__WHAT IS BEING ASKED__
Filter the records for "icon" and keep each line that has it.

__INFORMATION__
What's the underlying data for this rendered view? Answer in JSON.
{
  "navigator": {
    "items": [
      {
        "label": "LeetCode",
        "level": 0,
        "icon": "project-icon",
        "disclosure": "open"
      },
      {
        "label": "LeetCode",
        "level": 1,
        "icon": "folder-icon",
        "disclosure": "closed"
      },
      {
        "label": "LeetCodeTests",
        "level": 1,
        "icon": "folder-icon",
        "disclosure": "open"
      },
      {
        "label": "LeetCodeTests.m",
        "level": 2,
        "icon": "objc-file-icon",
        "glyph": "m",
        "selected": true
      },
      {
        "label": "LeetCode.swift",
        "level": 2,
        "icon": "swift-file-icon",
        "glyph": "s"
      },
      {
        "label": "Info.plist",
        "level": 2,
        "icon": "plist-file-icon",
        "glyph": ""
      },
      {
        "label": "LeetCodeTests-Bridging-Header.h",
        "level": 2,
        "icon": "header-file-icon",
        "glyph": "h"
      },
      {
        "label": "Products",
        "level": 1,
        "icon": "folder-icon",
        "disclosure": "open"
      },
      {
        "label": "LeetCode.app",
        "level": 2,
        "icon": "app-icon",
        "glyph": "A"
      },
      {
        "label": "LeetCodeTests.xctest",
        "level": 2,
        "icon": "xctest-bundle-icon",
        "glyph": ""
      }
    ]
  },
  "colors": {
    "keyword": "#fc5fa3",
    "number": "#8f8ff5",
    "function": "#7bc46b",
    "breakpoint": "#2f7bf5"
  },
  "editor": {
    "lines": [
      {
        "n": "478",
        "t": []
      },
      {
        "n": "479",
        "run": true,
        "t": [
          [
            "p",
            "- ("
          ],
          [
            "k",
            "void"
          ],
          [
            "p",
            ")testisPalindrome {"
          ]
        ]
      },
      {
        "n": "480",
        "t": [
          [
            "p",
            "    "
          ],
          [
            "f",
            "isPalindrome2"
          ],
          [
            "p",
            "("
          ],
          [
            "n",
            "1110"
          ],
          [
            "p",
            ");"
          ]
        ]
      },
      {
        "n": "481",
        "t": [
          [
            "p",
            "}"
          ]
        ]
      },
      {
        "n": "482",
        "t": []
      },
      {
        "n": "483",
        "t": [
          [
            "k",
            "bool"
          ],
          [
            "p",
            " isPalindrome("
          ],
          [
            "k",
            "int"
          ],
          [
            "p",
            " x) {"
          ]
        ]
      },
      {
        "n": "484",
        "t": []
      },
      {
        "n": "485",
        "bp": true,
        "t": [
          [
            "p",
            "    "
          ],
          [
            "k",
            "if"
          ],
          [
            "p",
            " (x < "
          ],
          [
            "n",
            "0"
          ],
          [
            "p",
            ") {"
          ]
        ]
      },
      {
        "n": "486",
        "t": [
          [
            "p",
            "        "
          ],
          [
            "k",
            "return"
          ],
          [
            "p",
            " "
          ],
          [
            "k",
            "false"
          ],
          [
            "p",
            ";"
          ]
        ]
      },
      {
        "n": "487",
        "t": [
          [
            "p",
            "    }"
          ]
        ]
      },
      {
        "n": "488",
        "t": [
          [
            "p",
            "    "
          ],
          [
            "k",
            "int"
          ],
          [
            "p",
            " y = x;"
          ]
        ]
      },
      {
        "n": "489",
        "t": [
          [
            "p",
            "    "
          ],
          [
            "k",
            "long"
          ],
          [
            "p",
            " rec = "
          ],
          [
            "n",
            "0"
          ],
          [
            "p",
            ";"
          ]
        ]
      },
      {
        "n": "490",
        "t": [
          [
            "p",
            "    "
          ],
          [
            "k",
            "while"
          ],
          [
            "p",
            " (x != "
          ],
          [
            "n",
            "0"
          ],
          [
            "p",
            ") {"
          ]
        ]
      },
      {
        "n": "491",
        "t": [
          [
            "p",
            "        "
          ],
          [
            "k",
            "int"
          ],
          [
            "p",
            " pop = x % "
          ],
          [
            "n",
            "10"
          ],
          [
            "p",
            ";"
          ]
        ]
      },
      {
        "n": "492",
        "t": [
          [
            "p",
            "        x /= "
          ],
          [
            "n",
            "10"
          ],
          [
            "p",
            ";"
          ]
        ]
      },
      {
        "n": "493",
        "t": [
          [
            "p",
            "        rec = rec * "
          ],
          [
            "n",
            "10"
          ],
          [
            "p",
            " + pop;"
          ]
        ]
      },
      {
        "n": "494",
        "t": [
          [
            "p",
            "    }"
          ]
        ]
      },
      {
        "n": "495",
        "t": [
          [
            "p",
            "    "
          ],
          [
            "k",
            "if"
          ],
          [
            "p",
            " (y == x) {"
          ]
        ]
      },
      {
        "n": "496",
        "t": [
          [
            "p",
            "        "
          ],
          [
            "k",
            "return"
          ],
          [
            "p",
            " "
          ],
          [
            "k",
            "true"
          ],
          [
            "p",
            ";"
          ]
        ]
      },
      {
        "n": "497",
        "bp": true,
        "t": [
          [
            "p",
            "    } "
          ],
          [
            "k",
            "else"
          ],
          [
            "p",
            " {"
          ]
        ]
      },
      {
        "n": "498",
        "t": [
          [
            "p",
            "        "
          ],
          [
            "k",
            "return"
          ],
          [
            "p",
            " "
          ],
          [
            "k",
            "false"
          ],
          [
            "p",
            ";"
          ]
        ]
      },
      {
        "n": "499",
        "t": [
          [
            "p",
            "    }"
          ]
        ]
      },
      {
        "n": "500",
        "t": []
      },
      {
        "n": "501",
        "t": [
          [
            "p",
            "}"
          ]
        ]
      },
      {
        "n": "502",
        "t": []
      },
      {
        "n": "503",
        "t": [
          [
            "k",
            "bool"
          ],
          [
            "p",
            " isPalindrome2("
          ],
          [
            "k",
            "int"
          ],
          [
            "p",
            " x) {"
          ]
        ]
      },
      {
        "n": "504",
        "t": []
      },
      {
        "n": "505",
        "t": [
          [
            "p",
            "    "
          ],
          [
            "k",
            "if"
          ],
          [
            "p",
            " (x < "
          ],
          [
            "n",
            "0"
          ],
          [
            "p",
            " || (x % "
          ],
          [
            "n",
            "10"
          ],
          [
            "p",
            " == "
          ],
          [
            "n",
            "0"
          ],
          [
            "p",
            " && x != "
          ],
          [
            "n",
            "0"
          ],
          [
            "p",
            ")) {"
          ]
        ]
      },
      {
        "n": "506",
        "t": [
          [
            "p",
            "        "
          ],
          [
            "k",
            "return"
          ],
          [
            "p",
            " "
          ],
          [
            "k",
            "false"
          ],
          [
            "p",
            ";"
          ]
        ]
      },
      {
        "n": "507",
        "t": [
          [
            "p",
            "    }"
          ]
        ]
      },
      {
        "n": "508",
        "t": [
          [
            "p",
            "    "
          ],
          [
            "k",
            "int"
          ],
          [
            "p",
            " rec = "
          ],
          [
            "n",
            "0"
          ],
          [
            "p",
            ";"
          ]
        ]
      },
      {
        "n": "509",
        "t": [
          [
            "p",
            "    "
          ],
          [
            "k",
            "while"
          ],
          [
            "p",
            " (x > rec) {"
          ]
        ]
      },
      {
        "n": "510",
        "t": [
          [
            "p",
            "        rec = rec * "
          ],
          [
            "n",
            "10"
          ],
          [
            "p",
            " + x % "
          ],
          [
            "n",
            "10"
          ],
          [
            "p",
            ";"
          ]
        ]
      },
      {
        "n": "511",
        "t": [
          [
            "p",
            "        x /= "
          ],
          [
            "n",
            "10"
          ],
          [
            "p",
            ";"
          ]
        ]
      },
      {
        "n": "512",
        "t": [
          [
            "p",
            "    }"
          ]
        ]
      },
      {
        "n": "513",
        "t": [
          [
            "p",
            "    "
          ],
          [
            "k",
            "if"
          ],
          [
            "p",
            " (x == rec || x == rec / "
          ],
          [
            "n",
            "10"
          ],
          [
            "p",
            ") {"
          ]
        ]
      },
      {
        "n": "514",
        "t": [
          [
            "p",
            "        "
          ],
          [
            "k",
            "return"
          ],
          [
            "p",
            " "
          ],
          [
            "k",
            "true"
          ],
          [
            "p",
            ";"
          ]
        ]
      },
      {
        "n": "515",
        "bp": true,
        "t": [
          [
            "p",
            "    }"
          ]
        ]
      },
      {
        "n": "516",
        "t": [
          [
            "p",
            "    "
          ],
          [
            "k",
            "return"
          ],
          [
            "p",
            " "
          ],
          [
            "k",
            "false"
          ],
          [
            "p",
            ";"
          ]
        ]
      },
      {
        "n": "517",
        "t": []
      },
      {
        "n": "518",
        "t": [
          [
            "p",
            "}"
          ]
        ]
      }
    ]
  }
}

__YOUR SOLUTION__
        "icon": "project-icon",
        "icon": "folder-icon",
        "icon": "folder-icon",
        "icon": "objc-file-icon",
        "icon": "swift-file-icon",
        "icon": "plist-file-icon",
        "icon": "header-file-icon",
        "icon": "folder-icon",
        "icon": "app-icon",
        "icon": "xctest-bundle-icon",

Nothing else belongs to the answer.